Politics

Ryan Can't Win on Trump

Trump supporters and critics ask speaker tough questions at town hall

Speaker Paul D. Ryan defended his decision to endorse Donald Trump at a CNN-hosted town hall Tuesday. (Bill Clark/CQ Roll Call file photo)

Speaker Paul D. Ryan's town hall event Tuesday night made one thing abundantly clear: He can't win when it comes to the presumptive Republican nominee, Donald Trump.   

Trump critics and supporters both asked the Wisconsin Republican tough questions about his stance on billionaire mogul during the CNN-hosted town hall in New York. The speaker's answers didn't seem to please too many.   

Essentially, Ryan's support of Trump boils down to this: He feels the country is faced with a decision between two people, and that Trump is a better choice than Hillary Clinton.   

Some of Trump's positions that the speaker disagrees with — like temporarily banning foreign Muslims from entering the country, and deporting 11 million undocumented immigrants — are outweighed by the many policy goals they share in common.   

"We don’t have people who run for office who 100 percent reflect all of our views," Ryan said.   

But those middle-of-the-road answers just don't excite. To the Trump supporters, Ryan's qualified endorsement is too weak. And to his critics, the speaker's insistence on supporting Trump despite his divisive rhetoric is frustrating.   

It's no surprise then that about half of the questions Ryan was asked Tuesday were about Trump. And while they were tough questions, considering many of them came from Republican voters, they're no different from the questions that the media has been asking the speaker for months.   

How can Ryan morally justify his support for Trump, "somebody who is openly racist?" asked Zachary Marcone.  

Not supporting Trump "basically means you’re going to help elect Hillary Clinton," Ryan said, pointing out that he's spoken out when Trump has said things that he felt crossed a line.   

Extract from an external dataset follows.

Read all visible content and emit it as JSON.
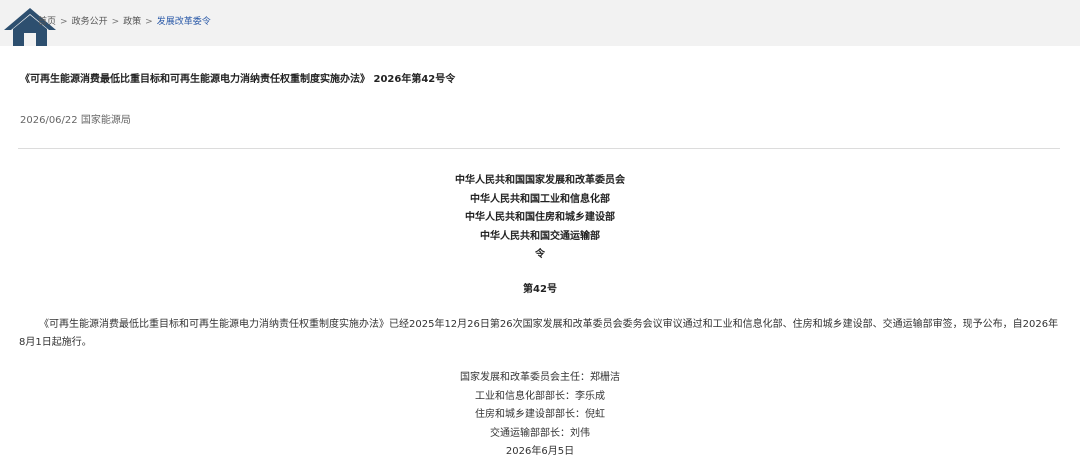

Peggy Padavano, a Trump supporter, then told Ryan she's "disheartened" with him and Republican leaders for not fully getting behind the New York mogul, and asked when he was going to start advocating for the GOP nominee.   

"10 seconds ago," Ryan joked.   

The speaker then explained that he initially hesitated to offer Trump his support because he wanted to ensure Trump shared the same goals as House Republicans.   

"I wanted to make sure that he understood where we were trying to go and that we had a willing partner to take us there," Ryan said. After spending a month talking to Trump about the House Republicans' "A Better Way" agenda, Ryan said Trump did understand and proved himself a willing partner.  

Another question: Would Ryan as chairman of the Republican National Convention support an open floor process in which delegates can vote their conscience?  

"It is not my job as chair of the convention to tell the delegates how to run their convention," Ryan said. "I won’t put my thumb on the scale as to what these delegates do."  

When the questioner, Steve Lonegan, who worked on Sen. Ted Cruz's presidential campaign in New Jersey, said the speaker's response was a "non-answer answer," Ryan responded that the people who ran to be delegate did so knowing the "rules of the road" in their states on whether they'd be bound to support a specific candidate.  

Kerry Cahill, whose father was killed in the 2009 Fort Hood shooting, asked Ryan how he explains to Muslim allies his endorsement of a man who wants to ban them from the United States.   

"I disagree with him on it. It's just that simple," Ryan said, before quickly adding, "Look, no two people agree on everything."  

"We have a binary choice,” the speaker said.   

When Cahill said she disagreed with that, Ryan responded, "The libertarian is basically voting for Hillary Clinton" — an apparent reference to Gary Johnson's Libertarian Party candidacy.  

Perhaps the most telling defense Ryan offered for his support of Trump was this: "I’m a party leader and I do believe that I have certain institutional responsibilities … to keep our party unified."  

He also said he had an obligation to respect the will of the Republican voters that chose Trump as their nominee.   

"If I had not done that I believe I would have contributed to basically cutting our party in half and thereby by default, granting the presidency … to Hillary Clinton. And I couldn’t do that," Ryan said when asked if he would've decided differently on endorsing Trump if he wasn't speaker. "If I was Ways and Means Chairman Paul Ryan, I would’ve had less of an impact but probably the same effect."

Contact McPherson at  lindseymcpherson@rollcall.com  and follow her on Twitter  @lindsemcpherson .

Get breaking news alerts and more from Roll Call on your iPhone or your Android.